## Problem to solve
A line counts if it contains the word "Articulos" at least once. State how many such lines the records contain, giving the number alone.

## Source records
● ● ●

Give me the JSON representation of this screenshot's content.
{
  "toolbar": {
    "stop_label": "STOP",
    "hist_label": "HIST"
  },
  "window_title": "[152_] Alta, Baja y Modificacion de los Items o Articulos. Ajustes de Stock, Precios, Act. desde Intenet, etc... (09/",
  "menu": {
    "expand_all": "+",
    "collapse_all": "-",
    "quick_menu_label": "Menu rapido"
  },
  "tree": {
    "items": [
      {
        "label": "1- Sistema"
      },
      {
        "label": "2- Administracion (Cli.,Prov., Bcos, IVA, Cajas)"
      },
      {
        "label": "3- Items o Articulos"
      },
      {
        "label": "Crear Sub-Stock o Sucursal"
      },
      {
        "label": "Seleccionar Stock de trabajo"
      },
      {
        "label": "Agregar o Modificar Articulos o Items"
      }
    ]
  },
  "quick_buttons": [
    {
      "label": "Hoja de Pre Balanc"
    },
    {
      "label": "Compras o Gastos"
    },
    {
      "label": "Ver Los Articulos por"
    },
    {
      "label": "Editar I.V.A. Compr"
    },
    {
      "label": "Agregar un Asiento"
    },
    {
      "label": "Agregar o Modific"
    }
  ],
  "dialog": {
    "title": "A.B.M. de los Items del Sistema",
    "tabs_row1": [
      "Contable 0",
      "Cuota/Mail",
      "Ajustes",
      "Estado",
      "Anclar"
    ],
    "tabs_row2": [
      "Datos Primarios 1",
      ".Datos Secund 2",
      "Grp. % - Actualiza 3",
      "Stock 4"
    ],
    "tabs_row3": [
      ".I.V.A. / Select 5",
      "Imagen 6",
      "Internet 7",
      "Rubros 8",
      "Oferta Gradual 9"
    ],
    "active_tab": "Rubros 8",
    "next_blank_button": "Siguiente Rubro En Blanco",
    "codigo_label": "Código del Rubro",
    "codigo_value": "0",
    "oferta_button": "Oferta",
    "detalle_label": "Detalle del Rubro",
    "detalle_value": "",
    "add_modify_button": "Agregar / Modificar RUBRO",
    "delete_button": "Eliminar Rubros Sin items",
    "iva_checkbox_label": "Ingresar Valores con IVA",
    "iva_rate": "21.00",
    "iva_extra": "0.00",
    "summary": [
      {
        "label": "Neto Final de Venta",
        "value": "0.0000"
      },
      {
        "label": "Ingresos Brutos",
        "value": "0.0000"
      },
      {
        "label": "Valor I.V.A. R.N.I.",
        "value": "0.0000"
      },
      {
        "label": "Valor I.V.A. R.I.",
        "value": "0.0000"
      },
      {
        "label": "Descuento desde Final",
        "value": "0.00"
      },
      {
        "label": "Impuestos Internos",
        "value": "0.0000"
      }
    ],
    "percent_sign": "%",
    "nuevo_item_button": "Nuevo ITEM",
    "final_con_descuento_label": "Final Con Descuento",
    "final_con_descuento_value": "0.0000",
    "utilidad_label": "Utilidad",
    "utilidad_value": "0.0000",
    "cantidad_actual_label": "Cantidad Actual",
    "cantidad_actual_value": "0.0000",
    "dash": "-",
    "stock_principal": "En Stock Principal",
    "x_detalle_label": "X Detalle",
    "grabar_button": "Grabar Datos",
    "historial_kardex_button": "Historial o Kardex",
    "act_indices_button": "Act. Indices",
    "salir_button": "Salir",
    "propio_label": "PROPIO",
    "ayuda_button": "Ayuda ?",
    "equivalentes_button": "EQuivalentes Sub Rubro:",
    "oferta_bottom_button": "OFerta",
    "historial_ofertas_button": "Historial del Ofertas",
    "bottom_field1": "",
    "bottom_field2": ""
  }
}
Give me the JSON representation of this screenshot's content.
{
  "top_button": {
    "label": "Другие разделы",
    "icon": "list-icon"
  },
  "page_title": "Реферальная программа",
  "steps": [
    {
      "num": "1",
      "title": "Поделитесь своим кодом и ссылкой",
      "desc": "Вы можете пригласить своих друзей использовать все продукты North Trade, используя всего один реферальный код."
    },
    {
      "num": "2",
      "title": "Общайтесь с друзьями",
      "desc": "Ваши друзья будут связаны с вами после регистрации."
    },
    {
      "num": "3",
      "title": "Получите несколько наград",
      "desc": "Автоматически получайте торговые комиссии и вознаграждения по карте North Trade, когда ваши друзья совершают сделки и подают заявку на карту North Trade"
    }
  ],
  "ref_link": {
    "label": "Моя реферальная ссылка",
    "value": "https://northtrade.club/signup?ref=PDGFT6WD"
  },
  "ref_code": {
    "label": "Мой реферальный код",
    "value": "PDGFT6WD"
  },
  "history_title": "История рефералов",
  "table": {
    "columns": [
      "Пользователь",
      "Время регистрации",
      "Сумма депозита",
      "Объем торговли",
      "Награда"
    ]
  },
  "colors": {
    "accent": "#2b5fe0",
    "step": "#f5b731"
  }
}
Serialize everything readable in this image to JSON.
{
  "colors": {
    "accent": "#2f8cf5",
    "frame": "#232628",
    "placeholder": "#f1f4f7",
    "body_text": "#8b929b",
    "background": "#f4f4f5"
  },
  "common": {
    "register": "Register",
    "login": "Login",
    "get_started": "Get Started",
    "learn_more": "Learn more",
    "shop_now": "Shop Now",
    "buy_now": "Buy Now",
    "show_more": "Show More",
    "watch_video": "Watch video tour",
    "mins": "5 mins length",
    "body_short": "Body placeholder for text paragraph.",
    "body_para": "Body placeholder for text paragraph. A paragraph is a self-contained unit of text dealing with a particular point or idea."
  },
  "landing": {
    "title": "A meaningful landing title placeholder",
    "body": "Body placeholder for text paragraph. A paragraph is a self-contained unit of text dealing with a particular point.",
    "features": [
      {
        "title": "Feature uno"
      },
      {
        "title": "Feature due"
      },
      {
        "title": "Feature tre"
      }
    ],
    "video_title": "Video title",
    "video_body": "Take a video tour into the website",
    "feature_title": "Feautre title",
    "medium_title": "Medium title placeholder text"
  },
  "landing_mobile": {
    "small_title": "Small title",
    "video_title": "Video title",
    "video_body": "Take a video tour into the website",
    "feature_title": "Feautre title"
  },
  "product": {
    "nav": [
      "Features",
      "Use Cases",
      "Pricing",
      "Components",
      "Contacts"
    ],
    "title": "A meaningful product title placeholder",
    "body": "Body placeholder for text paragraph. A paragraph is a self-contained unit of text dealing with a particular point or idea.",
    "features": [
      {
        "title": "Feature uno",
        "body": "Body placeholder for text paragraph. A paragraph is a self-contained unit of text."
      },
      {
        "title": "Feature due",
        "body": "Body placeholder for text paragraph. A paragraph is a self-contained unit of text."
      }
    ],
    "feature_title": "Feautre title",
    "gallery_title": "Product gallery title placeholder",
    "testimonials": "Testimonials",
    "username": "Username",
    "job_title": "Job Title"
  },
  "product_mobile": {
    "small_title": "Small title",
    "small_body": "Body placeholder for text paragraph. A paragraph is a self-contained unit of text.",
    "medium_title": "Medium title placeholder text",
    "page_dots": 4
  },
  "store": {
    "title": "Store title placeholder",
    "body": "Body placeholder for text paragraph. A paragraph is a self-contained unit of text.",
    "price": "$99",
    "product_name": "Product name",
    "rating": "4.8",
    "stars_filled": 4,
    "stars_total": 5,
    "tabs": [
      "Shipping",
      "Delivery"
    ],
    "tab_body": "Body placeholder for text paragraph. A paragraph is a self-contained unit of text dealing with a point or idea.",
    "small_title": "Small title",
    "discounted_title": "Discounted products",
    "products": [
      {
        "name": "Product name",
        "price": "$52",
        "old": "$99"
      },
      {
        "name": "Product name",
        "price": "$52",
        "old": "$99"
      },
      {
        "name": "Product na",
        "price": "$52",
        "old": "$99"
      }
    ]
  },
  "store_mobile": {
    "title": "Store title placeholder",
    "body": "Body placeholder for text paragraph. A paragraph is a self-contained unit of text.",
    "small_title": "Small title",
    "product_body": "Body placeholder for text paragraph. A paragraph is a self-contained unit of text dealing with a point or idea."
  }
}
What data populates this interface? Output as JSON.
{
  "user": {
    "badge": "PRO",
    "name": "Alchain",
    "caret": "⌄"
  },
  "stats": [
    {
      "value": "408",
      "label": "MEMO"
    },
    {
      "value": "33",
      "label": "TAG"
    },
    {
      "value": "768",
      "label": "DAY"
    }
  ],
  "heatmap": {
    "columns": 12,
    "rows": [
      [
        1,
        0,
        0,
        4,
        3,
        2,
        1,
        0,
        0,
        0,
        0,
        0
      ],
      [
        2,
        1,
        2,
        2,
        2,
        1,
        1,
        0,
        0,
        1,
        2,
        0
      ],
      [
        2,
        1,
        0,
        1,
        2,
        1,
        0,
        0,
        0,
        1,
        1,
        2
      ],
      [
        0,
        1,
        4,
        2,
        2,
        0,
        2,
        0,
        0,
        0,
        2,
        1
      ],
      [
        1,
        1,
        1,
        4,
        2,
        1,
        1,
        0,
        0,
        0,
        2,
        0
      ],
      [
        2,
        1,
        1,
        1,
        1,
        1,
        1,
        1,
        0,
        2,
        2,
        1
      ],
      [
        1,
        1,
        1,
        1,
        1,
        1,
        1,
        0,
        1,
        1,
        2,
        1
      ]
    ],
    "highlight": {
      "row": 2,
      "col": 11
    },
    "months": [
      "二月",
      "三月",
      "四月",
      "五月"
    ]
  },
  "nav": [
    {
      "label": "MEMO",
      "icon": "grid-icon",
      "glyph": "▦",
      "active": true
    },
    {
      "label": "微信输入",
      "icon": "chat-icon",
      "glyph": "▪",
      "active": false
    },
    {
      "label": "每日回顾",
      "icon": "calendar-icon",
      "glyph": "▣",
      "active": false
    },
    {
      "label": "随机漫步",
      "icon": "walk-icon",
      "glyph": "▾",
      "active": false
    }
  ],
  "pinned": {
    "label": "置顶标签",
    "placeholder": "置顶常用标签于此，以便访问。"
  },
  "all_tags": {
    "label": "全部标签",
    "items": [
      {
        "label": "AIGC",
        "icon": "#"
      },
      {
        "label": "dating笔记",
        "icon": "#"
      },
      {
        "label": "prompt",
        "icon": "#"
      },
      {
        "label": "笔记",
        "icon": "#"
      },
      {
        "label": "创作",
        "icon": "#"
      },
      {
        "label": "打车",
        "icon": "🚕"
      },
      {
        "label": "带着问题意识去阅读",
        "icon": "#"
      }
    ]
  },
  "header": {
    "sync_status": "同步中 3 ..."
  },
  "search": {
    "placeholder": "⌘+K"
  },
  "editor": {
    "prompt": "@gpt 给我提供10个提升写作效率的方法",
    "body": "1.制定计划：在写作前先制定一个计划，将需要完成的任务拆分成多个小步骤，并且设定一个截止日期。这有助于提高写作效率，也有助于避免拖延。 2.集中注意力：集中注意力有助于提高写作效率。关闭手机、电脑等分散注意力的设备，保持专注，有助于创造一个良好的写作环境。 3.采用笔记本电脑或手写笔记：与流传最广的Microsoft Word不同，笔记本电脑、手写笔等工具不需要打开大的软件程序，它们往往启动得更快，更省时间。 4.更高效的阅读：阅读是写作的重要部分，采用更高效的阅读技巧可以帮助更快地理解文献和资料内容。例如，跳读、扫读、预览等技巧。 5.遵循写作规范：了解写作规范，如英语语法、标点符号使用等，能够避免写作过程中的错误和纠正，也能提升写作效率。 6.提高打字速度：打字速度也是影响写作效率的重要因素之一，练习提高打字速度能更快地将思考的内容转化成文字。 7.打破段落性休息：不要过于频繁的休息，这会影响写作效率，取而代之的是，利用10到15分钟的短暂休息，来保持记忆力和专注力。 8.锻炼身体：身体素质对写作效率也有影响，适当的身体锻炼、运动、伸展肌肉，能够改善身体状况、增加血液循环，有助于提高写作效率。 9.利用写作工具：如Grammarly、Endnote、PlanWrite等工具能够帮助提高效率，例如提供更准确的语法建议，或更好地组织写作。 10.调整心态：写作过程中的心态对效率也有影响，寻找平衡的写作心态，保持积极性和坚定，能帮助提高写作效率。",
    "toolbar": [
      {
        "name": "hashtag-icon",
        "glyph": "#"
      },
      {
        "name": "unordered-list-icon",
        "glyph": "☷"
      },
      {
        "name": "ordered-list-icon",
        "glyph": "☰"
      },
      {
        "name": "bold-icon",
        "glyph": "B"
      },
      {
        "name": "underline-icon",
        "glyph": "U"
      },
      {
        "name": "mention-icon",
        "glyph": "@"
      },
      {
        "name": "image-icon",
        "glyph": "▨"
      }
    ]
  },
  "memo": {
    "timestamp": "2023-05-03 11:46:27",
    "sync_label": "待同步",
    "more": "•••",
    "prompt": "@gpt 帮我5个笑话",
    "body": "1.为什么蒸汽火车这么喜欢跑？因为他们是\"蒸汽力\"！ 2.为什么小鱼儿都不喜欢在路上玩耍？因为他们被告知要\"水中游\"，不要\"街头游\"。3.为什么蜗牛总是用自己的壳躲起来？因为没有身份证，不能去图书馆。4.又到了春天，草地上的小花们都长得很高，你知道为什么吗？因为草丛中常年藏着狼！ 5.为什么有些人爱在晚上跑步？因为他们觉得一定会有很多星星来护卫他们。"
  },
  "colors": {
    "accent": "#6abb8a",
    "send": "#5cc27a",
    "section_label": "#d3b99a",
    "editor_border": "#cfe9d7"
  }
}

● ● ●

## Written solution
4